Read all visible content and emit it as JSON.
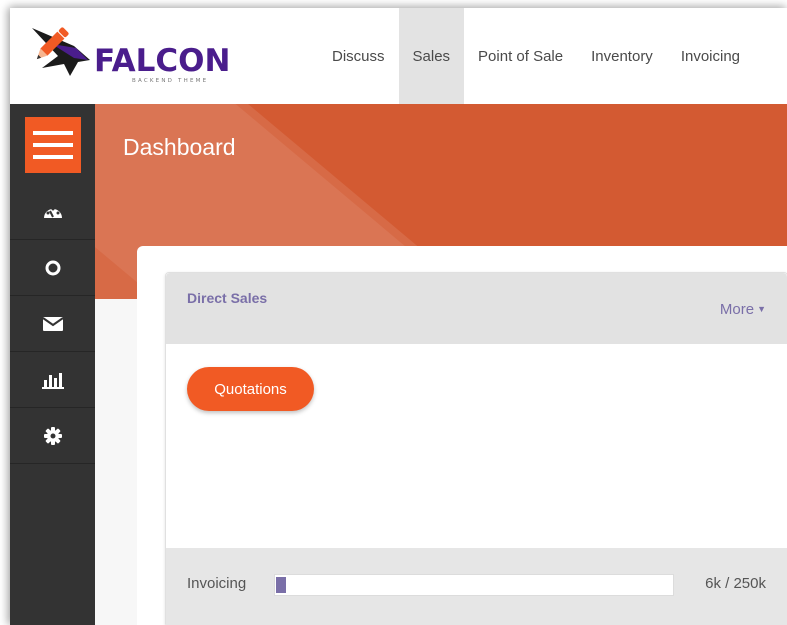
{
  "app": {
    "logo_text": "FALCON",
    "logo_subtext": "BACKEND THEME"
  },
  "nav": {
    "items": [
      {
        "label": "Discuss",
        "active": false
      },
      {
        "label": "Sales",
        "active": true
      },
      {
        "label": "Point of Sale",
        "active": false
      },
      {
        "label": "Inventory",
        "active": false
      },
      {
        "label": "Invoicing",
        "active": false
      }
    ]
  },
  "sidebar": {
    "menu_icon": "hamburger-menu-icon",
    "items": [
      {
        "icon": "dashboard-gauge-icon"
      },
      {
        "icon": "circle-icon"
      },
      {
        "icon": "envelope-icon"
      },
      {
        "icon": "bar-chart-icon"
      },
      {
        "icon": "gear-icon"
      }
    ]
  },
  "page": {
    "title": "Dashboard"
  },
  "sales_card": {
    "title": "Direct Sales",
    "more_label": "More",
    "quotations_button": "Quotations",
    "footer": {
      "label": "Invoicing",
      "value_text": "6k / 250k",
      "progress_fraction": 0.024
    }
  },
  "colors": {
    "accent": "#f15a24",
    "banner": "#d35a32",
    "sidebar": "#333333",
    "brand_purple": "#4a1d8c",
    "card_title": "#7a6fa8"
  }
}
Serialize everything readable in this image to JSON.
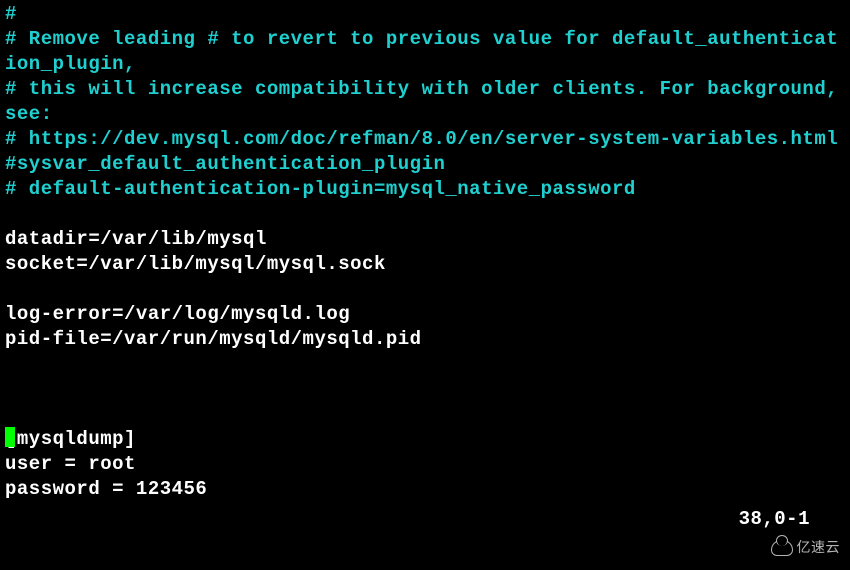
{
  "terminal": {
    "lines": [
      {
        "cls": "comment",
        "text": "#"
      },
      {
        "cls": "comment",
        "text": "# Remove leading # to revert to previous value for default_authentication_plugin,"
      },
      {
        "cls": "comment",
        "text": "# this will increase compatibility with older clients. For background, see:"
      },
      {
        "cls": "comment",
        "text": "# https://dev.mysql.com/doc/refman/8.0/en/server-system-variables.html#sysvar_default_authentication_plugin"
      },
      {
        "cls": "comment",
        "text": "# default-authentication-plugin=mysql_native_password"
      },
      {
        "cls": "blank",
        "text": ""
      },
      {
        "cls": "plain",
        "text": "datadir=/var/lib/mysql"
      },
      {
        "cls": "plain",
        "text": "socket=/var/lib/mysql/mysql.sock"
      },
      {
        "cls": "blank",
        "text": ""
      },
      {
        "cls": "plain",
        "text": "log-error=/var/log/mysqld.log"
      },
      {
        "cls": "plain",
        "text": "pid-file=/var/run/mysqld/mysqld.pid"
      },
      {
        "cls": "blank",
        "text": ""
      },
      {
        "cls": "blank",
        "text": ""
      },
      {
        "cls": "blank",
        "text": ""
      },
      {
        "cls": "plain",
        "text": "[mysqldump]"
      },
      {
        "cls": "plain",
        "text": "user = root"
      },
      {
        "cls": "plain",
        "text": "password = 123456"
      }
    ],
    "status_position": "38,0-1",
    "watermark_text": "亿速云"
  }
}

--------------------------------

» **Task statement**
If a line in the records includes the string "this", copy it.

» **Answer to the exercise**
Serialize everything readable in this image to JSON.
        "text": "# this will increase compatibility with older clients. For background, see:"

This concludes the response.